Several years ago, I had a reddit problem. I'd check reddit instead of working on important stuff. The more I browsed the site, the shorter my attention span got. The shorter my attention span got, the harder it was for me to find things that were enjoyable to read. Instead of being rejuvenating, I found reddit to be addictive, unsatisfying, and frustrating. Every time I thought to myself that I really should stop, there was always just one more thing to click on.
So I installed LeechBlock and blocked reddit at all hours. That worked really well... for a while.
Occasionally I wanted to dig up something I remembered seeing on reddit. (This wasn't always bad--in some cases I was looking up something related to stuff I was working on.) I tried a few different policies for dealing with this. All of them basically amounted to inconveniencing myself in some way or another whenever I wanted to dig something up.
After a few weeks, I no longer felt the urge to check reddit compulsively. And after a few months, I hardly even remembered what it was like to be an addict.
However, my inconvenience barriers were still present, and they were, well, inconvenient. It really was pretty annoying to make an entry in my notebook describing what I was visiting for and start up a different browser just to check something. I figured I could always turn LeechBlock on again if necessary, so I removed my self-imposed barriers. And slid back in to addiction.
After a while, I got sick of being addicted again and decided to do something about it (again). Interestingly, I forgot my earlier thought that I could just turn LeechBlock on again easily. Instead, thinking about LeechBlock made me feel hopeless because it seemed like it ultimately hadn't worked. But I did try it again, and the entire cycle then finished repeating itself: I got un-addicted, I removed LeechBlock, I got re-addicted.
This may seem like a surprising lack of self-awareness. All I can say is: Every second my brain gathers tons of sensory data and discards the vast majority of it. Narratives like the one you're reading right now don't get constructed on the fly automatically.

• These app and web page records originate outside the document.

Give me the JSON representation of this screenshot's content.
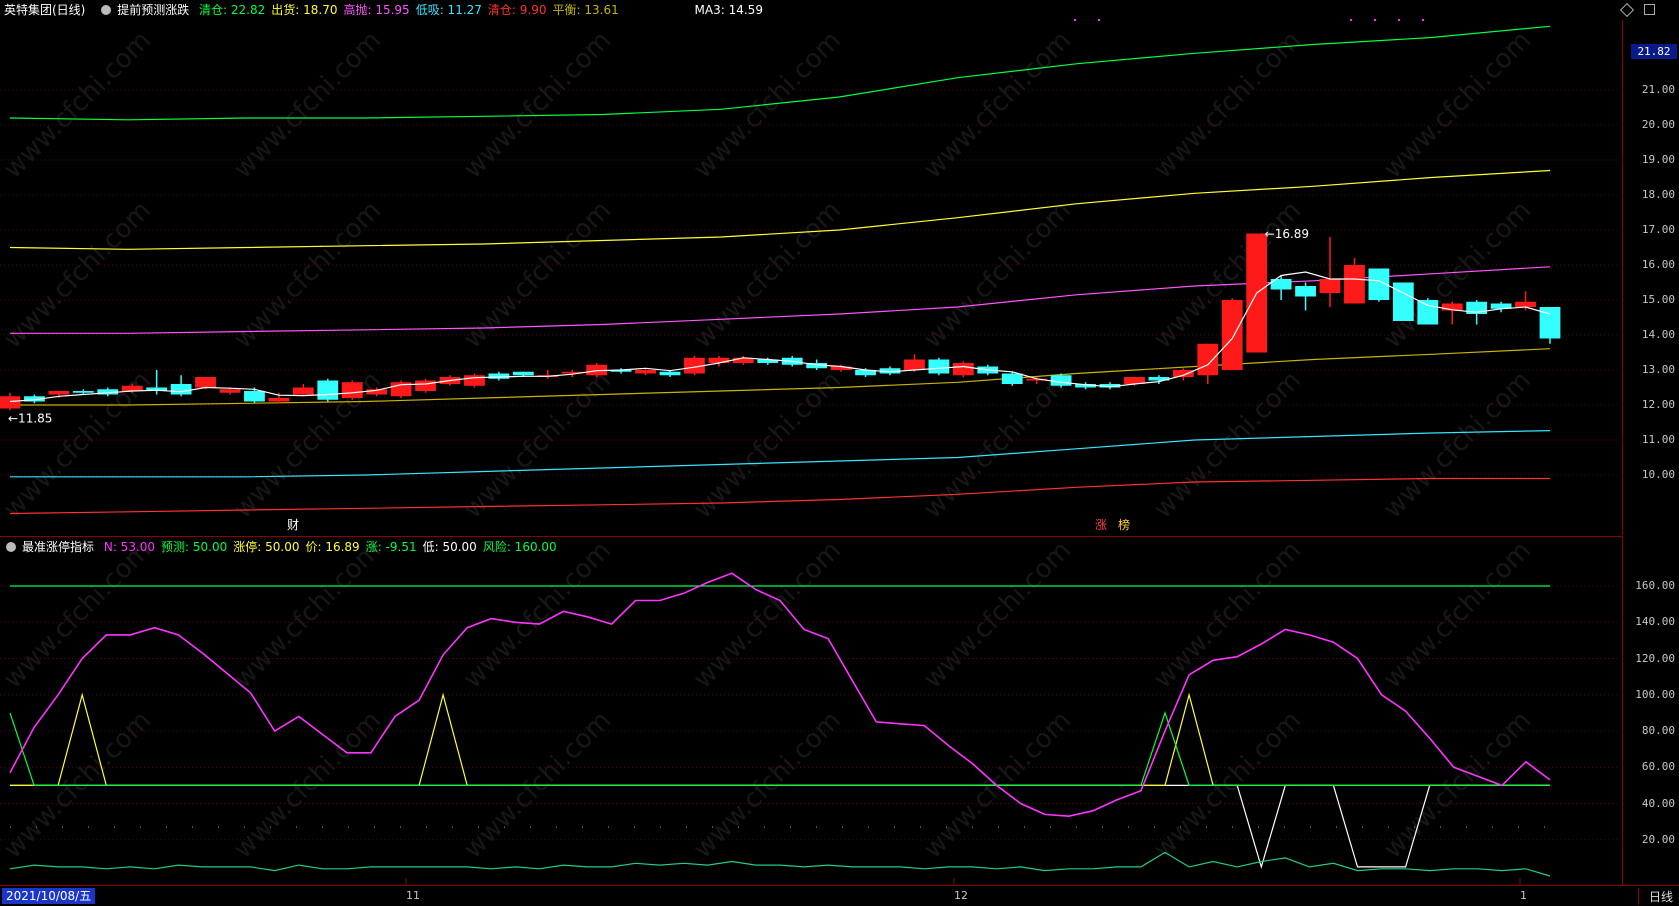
{
  "header": {
    "title": "英特集团(日线)",
    "indicator_name": "提前预测涨跌",
    "fields": [
      {
        "label": "清仓:",
        "value": "22.82",
        "color": "#00ff40"
      },
      {
        "label": "出货:",
        "value": "18.70",
        "color": "#ffff33"
      },
      {
        "label": "高抛:",
        "value": "15.95",
        "color": "#ff55ff"
      },
      {
        "label": "低吸:",
        "value": "11.27",
        "color": "#33e6ff"
      },
      {
        "label": "清仓:",
        "value": "9.90",
        "color": "#ff3030"
      },
      {
        "label": "平衡:",
        "value": "13.61",
        "color": "#c8b400"
      }
    ],
    "ma3": "MA3: 14.59"
  },
  "main_chart": {
    "price_axis": [
      "21.00",
      "20.00",
      "19.00",
      "18.00",
      "17.00",
      "16.00",
      "15.00",
      "14.00",
      "13.00",
      "12.00",
      "11.00",
      "10.00"
    ],
    "current_price": "21.82",
    "high_label": "16.89",
    "low_label": "11.85",
    "events": [
      {
        "text": "财",
        "color": "#ffffff",
        "x": 287
      },
      {
        "text": "涨",
        "color": "#ff4040",
        "x": 1095
      },
      {
        "text": "榜",
        "color": "#ffcc33",
        "x": 1118
      }
    ],
    "colors": {
      "up": "#ff1a1a",
      "down": "#33ffff",
      "ma": "#ffffff"
    }
  },
  "sub_header": {
    "name": "最准涨停指标",
    "fields": [
      {
        "label": "N:",
        "value": "53.00",
        "color": "#ff33ff"
      },
      {
        "label": "预测:",
        "value": "50.00",
        "color": "#00ff40"
      },
      {
        "label": "涨停:",
        "value": "50.00",
        "color": "#ffff33"
      },
      {
        "label": "价:",
        "value": "16.89",
        "color": "#ffff33"
      },
      {
        "label": "涨:",
        "value": "-9.51",
        "color": "#00ff40"
      },
      {
        "label": "低:",
        "value": "50.00",
        "color": "#ffffff"
      },
      {
        "label": "风险:",
        "value": "160.00",
        "color": "#00ff40"
      }
    ],
    "axis": [
      "160.00",
      "140.00",
      "120.00",
      "100.00",
      "80.00",
      "60.00",
      "40.00",
      "20.00"
    ]
  },
  "bottom": {
    "date": "2021/10/08/五",
    "months": [
      {
        "label": "11"
      },
      {
        "label": "12"
      },
      {
        "label": "1"
      }
    ],
    "period": "日线"
  },
  "watermark": "www.cfchi.com",
  "chart_data": [
    {
      "type": "candlestick",
      "title": "英特集团(日线)",
      "x": [
        0,
        1,
        2,
        3,
        4,
        5,
        6,
        7,
        8,
        9,
        10,
        11,
        12,
        13,
        14,
        15,
        16,
        17,
        18,
        19,
        20,
        21,
        22,
        23,
        24,
        25,
        26,
        27,
        28,
        29,
        30,
        31,
        32,
        33,
        34,
        35,
        36,
        37,
        38,
        39,
        40,
        41,
        42,
        43,
        44,
        45,
        46,
        47,
        48,
        49,
        50,
        51,
        52,
        53,
        54,
        55,
        56,
        57,
        58,
        59,
        60,
        61,
        62,
        63
      ],
      "open": [
        11.9,
        12.25,
        12.3,
        12.4,
        12.45,
        12.4,
        12.5,
        12.6,
        12.5,
        12.35,
        12.4,
        12.1,
        12.3,
        12.7,
        12.2,
        12.3,
        12.25,
        12.4,
        12.6,
        12.55,
        12.9,
        12.95,
        12.8,
        12.9,
        12.85,
        13.0,
        12.9,
        12.95,
        12.9,
        13.2,
        13.2,
        13.3,
        13.35,
        13.2,
        13.0,
        13.0,
        13.05,
        13.0,
        13.3,
        12.85,
        13.1,
        12.9,
        12.7,
        12.85,
        12.6,
        12.6,
        12.6,
        12.8,
        12.8,
        12.85,
        13.0,
        13.5,
        15.6,
        15.4,
        15.2,
        14.9,
        15.9,
        15.5,
        15.0,
        14.7,
        14.95,
        14.9,
        14.8,
        14.8
      ],
      "close": [
        12.25,
        12.1,
        12.4,
        12.35,
        12.3,
        12.55,
        12.4,
        12.3,
        12.8,
        12.45,
        12.1,
        12.2,
        12.5,
        12.15,
        12.65,
        12.45,
        12.65,
        12.7,
        12.8,
        12.85,
        12.75,
        12.85,
        12.85,
        12.95,
        13.15,
        12.95,
        13.0,
        12.85,
        13.35,
        13.35,
        13.35,
        13.2,
        13.15,
        13.05,
        13.1,
        12.85,
        12.9,
        13.3,
        12.9,
        13.2,
        12.9,
        12.6,
        12.75,
        12.55,
        12.5,
        12.5,
        12.8,
        12.7,
        13.0,
        13.75,
        15.0,
        16.9,
        15.3,
        15.1,
        15.6,
        16.0,
        15.0,
        14.4,
        14.3,
        14.9,
        14.6,
        14.75,
        14.95,
        13.9
      ],
      "high": [
        12.35,
        12.3,
        12.4,
        12.45,
        12.5,
        12.6,
        13.0,
        12.85,
        12.8,
        12.5,
        12.5,
        12.35,
        12.6,
        12.75,
        12.7,
        12.5,
        12.7,
        12.75,
        12.85,
        12.9,
        12.95,
        12.95,
        13.0,
        13.0,
        13.2,
        13.05,
        13.05,
        13.0,
        13.4,
        13.4,
        13.4,
        13.35,
        13.4,
        13.3,
        13.15,
        13.05,
        13.1,
        13.45,
        13.35,
        13.25,
        13.15,
        12.95,
        12.8,
        12.9,
        12.65,
        12.65,
        12.8,
        12.85,
        13.05,
        13.75,
        15.05,
        16.89,
        15.7,
        15.5,
        16.8,
        16.2,
        15.9,
        15.5,
        15.05,
        14.95,
        15.0,
        14.95,
        15.25,
        14.8
      ],
      "low": [
        11.85,
        12.05,
        12.2,
        12.3,
        12.25,
        12.35,
        12.3,
        12.25,
        12.45,
        12.3,
        12.05,
        12.05,
        12.25,
        12.1,
        12.15,
        12.25,
        12.2,
        12.35,
        12.55,
        12.5,
        12.7,
        12.8,
        12.75,
        12.8,
        12.8,
        12.9,
        12.85,
        12.8,
        12.85,
        13.1,
        13.15,
        13.15,
        13.1,
        13.0,
        12.95,
        12.8,
        12.85,
        12.95,
        12.85,
        12.8,
        12.85,
        12.55,
        12.6,
        12.5,
        12.45,
        12.45,
        12.55,
        12.6,
        12.7,
        12.6,
        13.0,
        14.8,
        15.0,
        14.7,
        14.8,
        14.9,
        14.95,
        14.4,
        14.3,
        14.3,
        14.3,
        14.65,
        14.7,
        13.75
      ],
      "ma3": [
        12.1,
        12.15,
        12.25,
        12.3,
        12.35,
        12.4,
        12.42,
        12.38,
        12.5,
        12.48,
        12.45,
        12.28,
        12.27,
        12.3,
        12.35,
        12.42,
        12.58,
        12.6,
        12.7,
        12.78,
        12.8,
        12.82,
        12.82,
        12.88,
        12.98,
        13.0,
        13.05,
        12.98,
        13.08,
        13.2,
        13.35,
        13.3,
        13.25,
        13.15,
        13.1,
        13.0,
        12.95,
        13.0,
        13.05,
        13.1,
        13.0,
        12.95,
        12.75,
        12.65,
        12.58,
        12.52,
        12.6,
        12.67,
        12.85,
        13.15,
        13.9,
        15.2,
        15.7,
        15.8,
        15.6,
        15.6,
        15.55,
        15.2,
        14.85,
        14.72,
        14.65,
        14.75,
        14.8,
        14.6
      ],
      "bands": [
        {
          "name": "清仓",
          "color": "#00ff40",
          "values": [
            20.2,
            20.15,
            20.2,
            20.2,
            20.25,
            20.3,
            20.45,
            20.8,
            21.35,
            21.75,
            22.05,
            22.3,
            22.5,
            22.82
          ]
        },
        {
          "name": "出货",
          "color": "#ffff33",
          "values": [
            16.5,
            16.45,
            16.5,
            16.55,
            16.6,
            16.7,
            16.8,
            17.0,
            17.35,
            17.75,
            18.05,
            18.25,
            18.5,
            18.7
          ]
        },
        {
          "name": "高抛",
          "color": "#ff55ff",
          "values": [
            14.05,
            14.05,
            14.1,
            14.15,
            14.2,
            14.3,
            14.45,
            14.6,
            14.8,
            15.15,
            15.4,
            15.55,
            15.75,
            15.95
          ]
        },
        {
          "name": "低吸",
          "color": "#33e6ff",
          "values": [
            9.95,
            9.95,
            9.95,
            10.0,
            10.1,
            10.2,
            10.3,
            10.4,
            10.5,
            10.75,
            11.0,
            11.1,
            11.2,
            11.27
          ]
        },
        {
          "name": "清仓",
          "color": "#ff3030",
          "values": [
            8.9,
            8.95,
            9.0,
            9.05,
            9.1,
            9.15,
            9.2,
            9.3,
            9.45,
            9.65,
            9.8,
            9.85,
            9.9,
            9.9
          ]
        },
        {
          "name": "平衡",
          "color": "#c8b400",
          "values": [
            12.0,
            12.0,
            12.05,
            12.1,
            12.2,
            12.3,
            12.4,
            12.5,
            12.65,
            12.9,
            13.1,
            13.3,
            13.45,
            13.61
          ]
        }
      ]
    },
    {
      "type": "line",
      "title": "最准涨停指标",
      "ylim": [
        0,
        175
      ],
      "series": [
        {
          "name": "N",
          "color": "#ff33ff",
          "values": [
            57,
            82,
            100,
            120,
            133,
            133,
            137,
            133,
            123,
            112,
            101,
            80,
            88,
            78,
            68,
            68,
            88,
            97,
            122,
            137,
            142,
            140,
            139,
            146,
            143,
            139,
            152,
            152,
            156,
            162,
            167,
            158,
            152,
            136,
            131,
            108,
            85,
            84,
            83,
            72,
            62,
            50,
            40,
            34,
            33,
            36,
            42,
            47,
            80,
            111,
            119,
            121,
            128,
            136,
            133,
            129,
            120,
            100,
            91,
            76,
            60,
            55,
            50,
            63,
            53
          ]
        },
        {
          "name": "涨停",
          "color": "#ffff33",
          "values": [
            50,
            50,
            50,
            100,
            50,
            50,
            50,
            50,
            50,
            50,
            50,
            50,
            50,
            50,
            50,
            50,
            50,
            50,
            100,
            50,
            50,
            50,
            50,
            50,
            50,
            50,
            50,
            50,
            50,
            50,
            50,
            50,
            50,
            50,
            50,
            50,
            50,
            50,
            50,
            50,
            50,
            50,
            50,
            50,
            50,
            50,
            50,
            50,
            50,
            100,
            50,
            50,
            50,
            50,
            50,
            50,
            50,
            50,
            50,
            50,
            50,
            50,
            50,
            50,
            50
          ]
        },
        {
          "name": "预测",
          "color": "#00ff40",
          "values": [
            90,
            50,
            50,
            50,
            50,
            50,
            50,
            50,
            50,
            50,
            50,
            50,
            50,
            50,
            50,
            50,
            50,
            50,
            50,
            50,
            50,
            50,
            50,
            50,
            50,
            50,
            50,
            50,
            50,
            50,
            50,
            50,
            50,
            50,
            50,
            50,
            50,
            50,
            50,
            50,
            50,
            50,
            50,
            50,
            50,
            50,
            50,
            50,
            90,
            50,
            50,
            50,
            50,
            50,
            50,
            50,
            50,
            50,
            50,
            50,
            50,
            50,
            50,
            50,
            50
          ]
        },
        {
          "name": "低",
          "color": "#ffffff",
          "values": [
            50,
            50,
            50,
            50,
            50,
            50,
            50,
            50,
            50,
            50,
            50,
            50,
            50,
            50,
            50,
            50,
            50,
            50,
            50,
            50,
            50,
            50,
            50,
            50,
            50,
            50,
            50,
            50,
            50,
            50,
            50,
            50,
            50,
            50,
            50,
            50,
            50,
            50,
            50,
            50,
            50,
            50,
            50,
            50,
            50,
            50,
            50,
            50,
            50,
            50,
            50,
            50,
            5,
            50,
            50,
            50,
            5,
            5,
            5,
            50,
            50,
            50,
            50,
            50,
            50
          ]
        },
        {
          "name": "涨",
          "color": "#22cc88",
          "values": [
            4,
            6,
            5,
            5,
            4,
            5,
            4,
            6,
            5,
            5,
            5,
            3,
            6,
            4,
            4,
            5,
            5,
            5,
            5,
            5,
            4,
            5,
            4,
            6,
            5,
            5,
            7,
            6,
            7,
            6,
            8,
            6,
            6,
            5,
            6,
            5,
            5,
            5,
            4,
            5,
            5,
            4,
            5,
            3,
            4,
            4,
            5,
            5,
            13,
            5,
            8,
            5,
            8,
            10,
            5,
            7,
            3,
            4,
            4,
            3,
            4,
            4,
            3,
            4,
            0
          ]
        },
        {
          "name": "风险",
          "color": "#00ff40",
          "values": [
            160,
            160,
            160,
            160,
            160,
            160,
            160,
            160,
            160,
            160,
            160,
            160,
            160,
            160,
            160,
            160,
            160,
            160,
            160,
            160,
            160,
            160,
            160,
            160,
            160,
            160,
            160,
            160,
            160,
            160,
            160,
            160,
            160,
            160,
            160,
            160,
            160,
            160,
            160,
            160,
            160,
            160,
            160,
            160,
            160,
            160,
            160,
            160,
            160,
            160,
            160,
            160,
            160,
            160,
            160,
            160,
            160,
            160,
            160,
            160,
            160,
            160,
            160,
            160,
            160
          ]
        }
      ]
    }
  ]
}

Maybe if I had been following orthonormal's advice of keeping and monitoring a record of life changes attempted, I would've thought to try something different.